The amendment as voted upon is titled "Sense of Congress on Federalism in Iraq." It notes that the Iraqi constitution "declares that the "federal system in the Republic of Iraq is made up of a decentralized capital, regions, and governorates and local administrations," and emphasizes the "largely stable and peaceful" Kurdistan region.
The bill declares that "It is the sense of Congress that -- (1) the United States should actively support a political settlement in Iraq asked on the final provisions of the Constitution of Iraq that create a federal system of government and allow for the creation of federal regions.
The amendment calls for the international community -- those with troops in Iraq, members of the Gulf Cooperation Council, Iraq's neighbors and the permanent members of the United Nations Security Council -- "to support an Iraqi political settlement based on federalism."
White House spokesman Tony Fratto said that "there is absolutely no objection on the part of this administration that the Iraqis should have a federalist system."
That may be true, but Tuesday Secretary of State Condoleezza Rice wrote to Senate Minority Leader Mitch McConnell, R-Ky., opposing an earlier version of the Biden amendment by taking issue with three ideas that made their way to final passage.
Rice said that "the creation of additional federal regions is a sensitive issue best left to the Iraqis to address at their own pace.
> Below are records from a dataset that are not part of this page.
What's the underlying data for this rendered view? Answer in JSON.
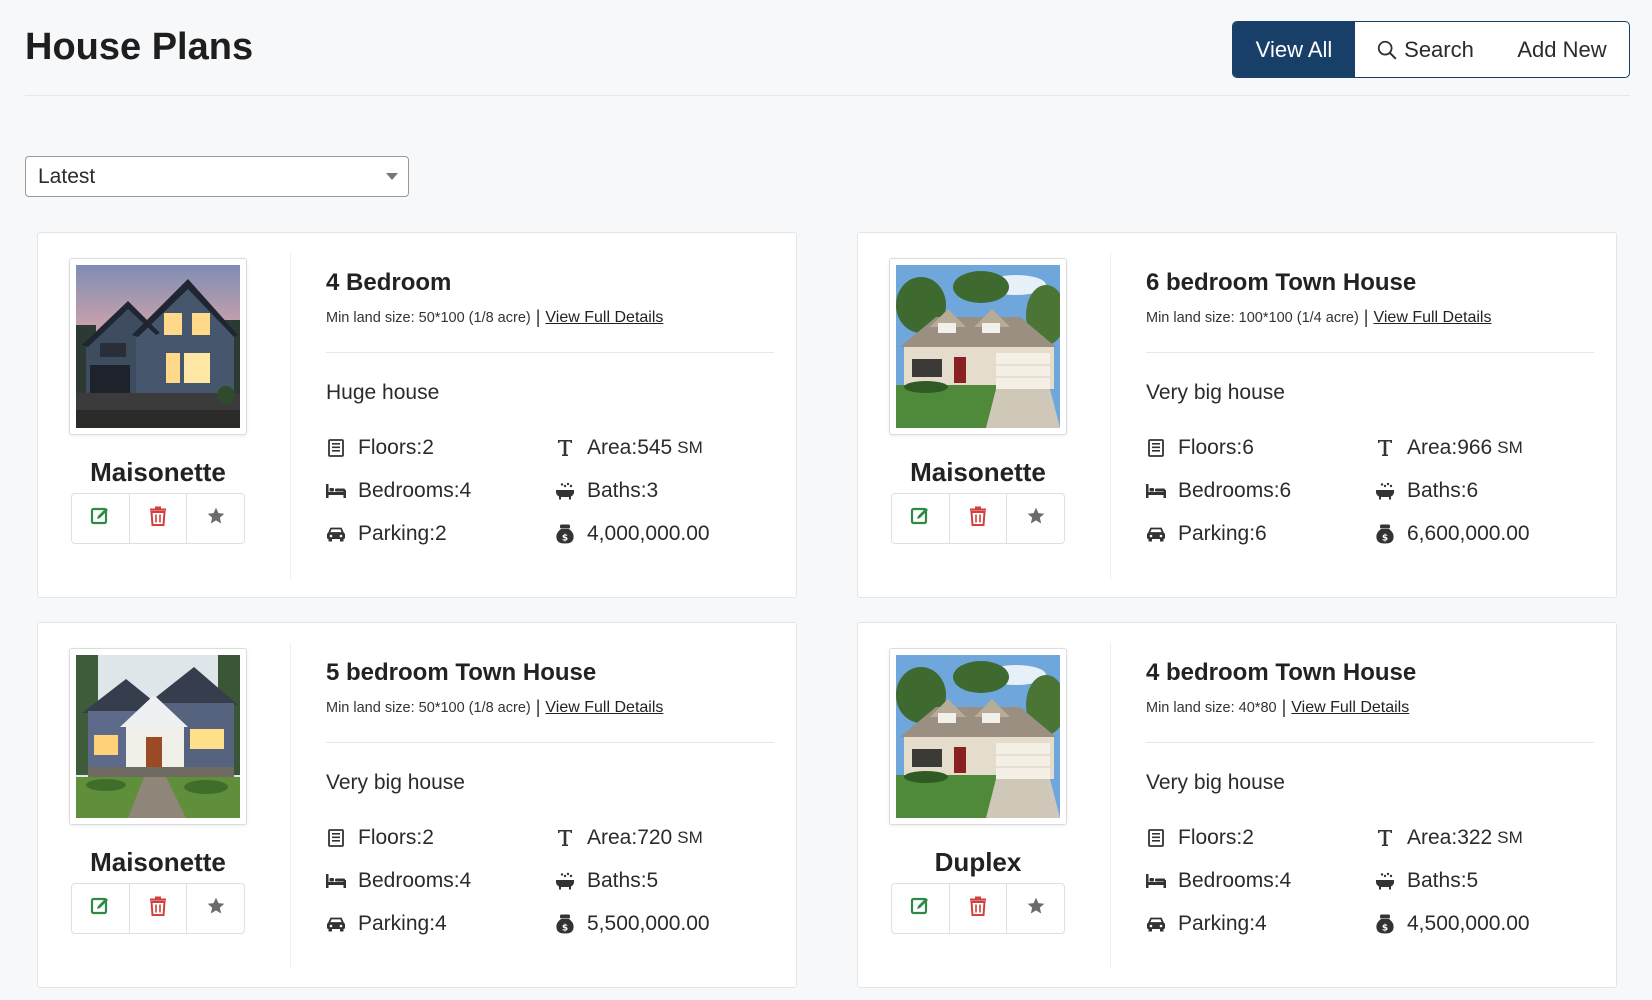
{
  "header": {
    "title": "House Plans",
    "view_all_label": "View All",
    "search_label": "Search",
    "add_new_label": "Add New"
  },
  "sort": {
    "selected": "Latest"
  },
  "labels": {
    "view_details": "View Full Details",
    "floors": "Floors: ",
    "bedrooms": "Bedrooms: ",
    "parking": "Parking: ",
    "area": "Area: ",
    "baths": "Baths: ",
    "area_unit": "SM",
    "separator": "|"
  },
  "colors": {
    "primary": "#173f68",
    "edit_green": "#2e8b45",
    "delete_red": "#d23f3f",
    "star_gray": "#6b6b6b"
  },
  "plans": [
    {
      "type": "Maisonette",
      "title": "4 Bedroom",
      "min_land": "Min land size: 50*100 (1/8 acre)",
      "description": "Huge house",
      "floors": "2",
      "bedrooms": "4",
      "parking": "2",
      "area": "545",
      "baths": "3",
      "price": "4,000,000.00",
      "image": "modern-farmhouse-photo"
    },
    {
      "type": "Maisonette",
      "title": "6 bedroom Town House",
      "min_land": "Min land size: 100*100 (1/4 acre)",
      "description": "Very big house",
      "floors": "6",
      "bedrooms": "6",
      "parking": "6",
      "area": "966",
      "baths": "6",
      "price": "6,600,000.00",
      "image": "ranch-house-photo"
    },
    {
      "type": "Maisonette",
      "title": "5 bedroom Town House",
      "min_land": "Min land size: 50*100 (1/8 acre)",
      "description": "Very big house",
      "floors": "2",
      "bedrooms": "4",
      "parking": "4",
      "area": "720",
      "baths": "5",
      "price": "5,500,000.00",
      "image": "craftsman-house-photo"
    },
    {
      "type": "Duplex",
      "title": "4 bedroom Town House",
      "min_land": "Min land size: 40*80",
      "description": "Very big house",
      "floors": "2",
      "bedrooms": "4",
      "parking": "4",
      "area": "322",
      "baths": "5",
      "price": "4,500,000.00",
      "image": "ranch-house-photo"
    }
  ]
}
The United States should not be seen taking sides on a subject such as this. ?"
The Secretary of State also didn't like the amendment's call for the convening of "a conference" for Iraqis to reach an agreement on a comprehensive political settlement based on federalism. "By appearing to be forcing a solution to a problem that requires Iraqi ownership and consensus we could well undermine the stability we hope to achieve." And she took issue with the bill's assertion that the failure of Iraqis to reach a political settlement is a primary cause of violence in Iraq.
While some of the language has been finessed in certain ways -- the violence in Iraq is no longer said to be "increasing" -- the fundamental points that received such overwhelming support remained in the amendment.
"The Senate sent a strong message saying, 'We believe this is where this Iraq debate has to go -- a federalist system with semi-autonomous regions,'" said a senior aide to a Republican senator. About the White House's pushback, the aide scoffed. "They can't strongly oppose the bill in that Rice letter and also think it's meaningless."
The bill, however, does not require any action by the president -- it merely expresses the Senate's opinion. And it's an opinion with which the president would seem to disagree.
Asked about partitioning Iraq on Fox News Channel last October, Bush said, "I don't think that's the right way to go. I think that will increase sectarian violence. I think that will make it more dangerous --and so does Prime Minister Maliki with whom I spoke today."
The president went on to say such divisions would create "a situation where Sunnis and Sunni nations and Sunni radicals will be competing against Shia radicals, and the Kurds will then create problems for Turkey and Syria and you have got a bigger mess than we have at this point in time, which I believe is going to be solved."
The plan continues to have limited support among Iraqis themselves.